Image credit: Massachusetts Institute of Technology
A team of engineers based at Massachusetts Institute of Technology (MIT) have developed mechanical components which expand and contract as they allow oxygen in and out.
Thanks to the extreme temperatures found inside a nuclear reactor, carrying out maintenance work puts severe strain on equipment. Knowing that machine components degrading under heat was causing trouble, MIT researchers have developed a new way to make mechanical actuators which can be used in these extreme environments.
The technology works on the basis of metal oxide materials, similar to those found in rechargeable batteries. During charging and discharging cycles, ions move in and out of the material. These motions cause the material to expand and contract.

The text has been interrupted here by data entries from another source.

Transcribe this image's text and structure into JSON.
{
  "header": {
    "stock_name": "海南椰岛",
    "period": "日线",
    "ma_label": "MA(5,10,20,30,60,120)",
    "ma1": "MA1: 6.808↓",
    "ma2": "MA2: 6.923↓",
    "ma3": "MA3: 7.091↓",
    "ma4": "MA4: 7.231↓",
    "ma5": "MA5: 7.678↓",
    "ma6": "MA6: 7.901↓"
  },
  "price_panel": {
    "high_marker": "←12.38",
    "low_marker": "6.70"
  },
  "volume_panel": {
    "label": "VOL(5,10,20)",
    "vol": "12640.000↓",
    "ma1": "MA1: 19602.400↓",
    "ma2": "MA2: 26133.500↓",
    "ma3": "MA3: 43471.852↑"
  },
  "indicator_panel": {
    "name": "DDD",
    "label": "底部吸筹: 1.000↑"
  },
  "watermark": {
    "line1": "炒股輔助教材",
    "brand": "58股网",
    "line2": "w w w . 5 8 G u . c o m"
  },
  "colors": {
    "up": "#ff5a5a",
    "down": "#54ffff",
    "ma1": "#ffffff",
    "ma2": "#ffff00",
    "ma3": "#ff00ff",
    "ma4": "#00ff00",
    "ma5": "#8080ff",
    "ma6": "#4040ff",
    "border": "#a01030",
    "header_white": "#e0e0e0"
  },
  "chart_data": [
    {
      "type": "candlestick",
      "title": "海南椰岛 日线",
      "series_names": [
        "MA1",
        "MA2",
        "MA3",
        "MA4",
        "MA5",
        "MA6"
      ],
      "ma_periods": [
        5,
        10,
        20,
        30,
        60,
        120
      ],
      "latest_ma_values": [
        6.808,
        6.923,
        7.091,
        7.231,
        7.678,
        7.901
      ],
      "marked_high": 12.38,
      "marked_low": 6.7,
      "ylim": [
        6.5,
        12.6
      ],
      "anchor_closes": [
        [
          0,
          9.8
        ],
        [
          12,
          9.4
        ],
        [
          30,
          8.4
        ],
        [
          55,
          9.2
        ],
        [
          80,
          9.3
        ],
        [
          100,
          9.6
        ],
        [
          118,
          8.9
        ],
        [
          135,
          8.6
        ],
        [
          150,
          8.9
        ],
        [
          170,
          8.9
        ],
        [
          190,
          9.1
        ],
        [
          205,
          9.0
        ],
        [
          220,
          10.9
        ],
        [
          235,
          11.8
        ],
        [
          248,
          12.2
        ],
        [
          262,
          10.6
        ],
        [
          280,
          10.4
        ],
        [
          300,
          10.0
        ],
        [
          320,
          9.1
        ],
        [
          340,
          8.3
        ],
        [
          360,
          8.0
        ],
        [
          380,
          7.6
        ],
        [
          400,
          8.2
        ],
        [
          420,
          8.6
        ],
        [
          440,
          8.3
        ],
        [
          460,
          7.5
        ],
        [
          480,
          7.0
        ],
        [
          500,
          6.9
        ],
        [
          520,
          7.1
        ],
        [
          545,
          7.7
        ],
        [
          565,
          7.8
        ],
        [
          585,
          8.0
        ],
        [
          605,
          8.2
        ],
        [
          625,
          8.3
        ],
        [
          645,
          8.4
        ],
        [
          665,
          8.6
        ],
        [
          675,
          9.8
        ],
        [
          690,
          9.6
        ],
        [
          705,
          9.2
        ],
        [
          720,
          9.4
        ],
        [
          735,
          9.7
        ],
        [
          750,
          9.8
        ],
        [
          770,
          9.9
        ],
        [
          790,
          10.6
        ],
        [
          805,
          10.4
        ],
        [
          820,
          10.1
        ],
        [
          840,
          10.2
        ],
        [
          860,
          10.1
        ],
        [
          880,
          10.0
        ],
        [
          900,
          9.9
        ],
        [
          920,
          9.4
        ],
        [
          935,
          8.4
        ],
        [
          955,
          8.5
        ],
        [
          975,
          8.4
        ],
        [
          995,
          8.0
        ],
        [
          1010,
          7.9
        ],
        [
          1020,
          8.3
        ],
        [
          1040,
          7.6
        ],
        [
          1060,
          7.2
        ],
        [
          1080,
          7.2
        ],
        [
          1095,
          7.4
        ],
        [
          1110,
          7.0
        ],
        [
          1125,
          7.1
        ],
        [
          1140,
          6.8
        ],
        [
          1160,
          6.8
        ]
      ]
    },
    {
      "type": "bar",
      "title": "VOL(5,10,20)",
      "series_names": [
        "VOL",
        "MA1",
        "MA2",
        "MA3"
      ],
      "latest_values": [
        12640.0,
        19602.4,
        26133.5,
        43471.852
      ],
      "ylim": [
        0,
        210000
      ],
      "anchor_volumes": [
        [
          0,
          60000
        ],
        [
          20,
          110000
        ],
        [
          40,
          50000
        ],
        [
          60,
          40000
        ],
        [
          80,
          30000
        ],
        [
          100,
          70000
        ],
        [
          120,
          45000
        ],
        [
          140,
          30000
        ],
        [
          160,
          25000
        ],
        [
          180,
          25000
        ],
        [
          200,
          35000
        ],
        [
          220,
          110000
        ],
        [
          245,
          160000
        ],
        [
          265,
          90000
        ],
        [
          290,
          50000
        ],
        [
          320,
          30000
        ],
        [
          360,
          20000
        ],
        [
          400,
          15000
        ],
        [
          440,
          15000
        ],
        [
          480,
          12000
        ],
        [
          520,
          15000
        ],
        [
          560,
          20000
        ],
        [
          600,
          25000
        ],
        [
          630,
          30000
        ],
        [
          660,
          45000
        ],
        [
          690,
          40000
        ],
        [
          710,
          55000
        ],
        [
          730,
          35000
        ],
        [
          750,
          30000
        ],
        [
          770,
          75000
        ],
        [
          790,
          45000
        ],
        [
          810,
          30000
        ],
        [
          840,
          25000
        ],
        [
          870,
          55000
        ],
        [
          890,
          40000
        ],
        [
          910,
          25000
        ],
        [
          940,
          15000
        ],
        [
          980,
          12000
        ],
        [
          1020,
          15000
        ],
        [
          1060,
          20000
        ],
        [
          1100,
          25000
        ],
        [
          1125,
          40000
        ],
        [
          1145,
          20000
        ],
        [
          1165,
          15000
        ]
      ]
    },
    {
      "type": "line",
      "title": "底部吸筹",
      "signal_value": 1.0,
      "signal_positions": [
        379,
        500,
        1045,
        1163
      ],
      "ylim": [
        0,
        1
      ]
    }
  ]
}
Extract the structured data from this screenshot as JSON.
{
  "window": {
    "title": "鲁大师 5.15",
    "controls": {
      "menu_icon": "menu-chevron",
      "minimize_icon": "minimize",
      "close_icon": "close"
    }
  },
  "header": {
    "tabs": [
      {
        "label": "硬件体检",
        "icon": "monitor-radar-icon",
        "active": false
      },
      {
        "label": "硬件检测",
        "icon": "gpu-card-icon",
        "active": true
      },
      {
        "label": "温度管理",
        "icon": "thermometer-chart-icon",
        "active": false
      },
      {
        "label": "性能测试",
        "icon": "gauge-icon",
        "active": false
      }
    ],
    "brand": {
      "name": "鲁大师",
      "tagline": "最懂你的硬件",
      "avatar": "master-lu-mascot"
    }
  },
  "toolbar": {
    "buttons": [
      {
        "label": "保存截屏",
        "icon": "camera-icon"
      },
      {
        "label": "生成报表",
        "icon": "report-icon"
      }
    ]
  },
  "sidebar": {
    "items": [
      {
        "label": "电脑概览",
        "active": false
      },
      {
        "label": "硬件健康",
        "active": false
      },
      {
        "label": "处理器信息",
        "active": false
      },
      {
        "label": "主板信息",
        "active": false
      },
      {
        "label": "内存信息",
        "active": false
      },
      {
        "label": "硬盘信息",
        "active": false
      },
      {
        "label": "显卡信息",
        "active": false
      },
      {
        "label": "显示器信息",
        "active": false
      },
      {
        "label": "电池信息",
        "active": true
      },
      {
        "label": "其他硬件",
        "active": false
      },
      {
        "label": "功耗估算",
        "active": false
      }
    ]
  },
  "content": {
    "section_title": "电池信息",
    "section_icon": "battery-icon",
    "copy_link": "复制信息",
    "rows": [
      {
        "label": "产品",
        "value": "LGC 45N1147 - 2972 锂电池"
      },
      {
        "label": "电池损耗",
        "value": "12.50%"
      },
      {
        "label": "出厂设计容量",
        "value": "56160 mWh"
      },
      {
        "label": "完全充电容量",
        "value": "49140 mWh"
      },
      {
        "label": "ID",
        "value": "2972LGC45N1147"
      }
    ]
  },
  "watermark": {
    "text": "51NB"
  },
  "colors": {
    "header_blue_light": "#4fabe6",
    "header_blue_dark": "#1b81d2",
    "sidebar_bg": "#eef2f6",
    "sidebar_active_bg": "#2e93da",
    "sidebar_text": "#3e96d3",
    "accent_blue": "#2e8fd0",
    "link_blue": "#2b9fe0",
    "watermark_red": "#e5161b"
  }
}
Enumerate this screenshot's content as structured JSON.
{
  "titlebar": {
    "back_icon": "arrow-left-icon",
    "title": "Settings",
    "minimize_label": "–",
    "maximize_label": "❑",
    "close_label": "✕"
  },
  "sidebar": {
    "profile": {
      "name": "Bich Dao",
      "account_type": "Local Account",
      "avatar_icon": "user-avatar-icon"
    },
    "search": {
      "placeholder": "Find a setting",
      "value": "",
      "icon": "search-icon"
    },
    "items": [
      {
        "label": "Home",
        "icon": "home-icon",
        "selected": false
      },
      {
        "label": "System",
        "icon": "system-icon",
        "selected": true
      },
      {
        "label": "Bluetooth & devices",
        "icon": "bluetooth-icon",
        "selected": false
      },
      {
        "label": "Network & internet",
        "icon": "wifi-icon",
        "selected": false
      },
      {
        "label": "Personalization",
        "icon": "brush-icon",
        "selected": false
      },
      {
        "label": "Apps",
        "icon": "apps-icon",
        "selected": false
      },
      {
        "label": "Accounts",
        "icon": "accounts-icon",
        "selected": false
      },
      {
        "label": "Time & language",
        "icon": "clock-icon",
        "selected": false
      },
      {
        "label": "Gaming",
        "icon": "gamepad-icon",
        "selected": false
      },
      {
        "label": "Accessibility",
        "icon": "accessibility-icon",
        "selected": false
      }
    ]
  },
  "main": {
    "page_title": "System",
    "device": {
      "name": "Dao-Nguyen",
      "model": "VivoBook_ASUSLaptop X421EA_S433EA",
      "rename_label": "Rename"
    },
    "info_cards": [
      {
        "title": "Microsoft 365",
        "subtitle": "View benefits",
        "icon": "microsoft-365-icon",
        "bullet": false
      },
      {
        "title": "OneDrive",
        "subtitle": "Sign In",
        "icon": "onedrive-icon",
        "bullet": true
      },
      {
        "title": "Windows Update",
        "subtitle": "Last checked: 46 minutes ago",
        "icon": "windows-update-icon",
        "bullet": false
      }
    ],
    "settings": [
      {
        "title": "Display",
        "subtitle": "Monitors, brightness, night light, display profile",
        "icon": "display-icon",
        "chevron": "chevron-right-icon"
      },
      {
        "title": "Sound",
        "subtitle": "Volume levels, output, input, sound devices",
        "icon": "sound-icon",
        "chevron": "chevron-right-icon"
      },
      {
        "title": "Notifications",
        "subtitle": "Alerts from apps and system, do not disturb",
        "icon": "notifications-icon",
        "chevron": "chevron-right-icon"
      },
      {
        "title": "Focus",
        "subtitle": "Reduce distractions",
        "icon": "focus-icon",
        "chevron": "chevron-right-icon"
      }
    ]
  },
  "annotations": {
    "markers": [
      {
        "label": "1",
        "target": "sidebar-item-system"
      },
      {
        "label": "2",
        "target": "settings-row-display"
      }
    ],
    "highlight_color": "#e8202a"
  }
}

Repeated changes in volume can be a serious issue for industrial machinery, causing cracks to form, degrading performance and inducing short-circuits. Components such as fuel cells have their lifetimes reduced by these motions.
For high-temperature mechanical components, the researchers argue, these expansions and contractions are not a troublesome side effect, but a potentially helpful phenomenon. By coupling these metal oxides with more rigid materials, it is possible to create actuators which are forced to bend when the oxide expands and contracts.
According to Professor Krystyn Van Vliet, professor of materials science and engineering at MIT, a probe-based measurement system for high-temperature conditions that she and her colleagues developed made the finding possible. The system was used to measure how oxygen cycled in and out of the metal oxide.
To make the measurements, the researchers deposited a layer of metal oxide - praseodymium-doped cerium oxide – on a substrate, and observed the flow of oxygen using their own detection system.
“These materials are special because they ‘breathe’ oxygen in and out, and change volume, and that causes the substrate to bend,” said Professor Van Vliet.
While they demonstrated the process using one particular metal oxide, the researchers say the findings could apply to a variety of other material. They report their findings in Nature Materials.
Typically, materials used to create motion by applying electricity, such as piezoelectric devices (used in surgical equipment, weapons, instruments, power supply and many other areas) do not work well at high temperatures. The new system developed by MIT researchers could be used to open up a new area of sensors and actuators which function above 500°C.
These devices could be used by maintenance robots in nuclear reactors and to open and close valves in other intensely hot environments, the researchers suggest.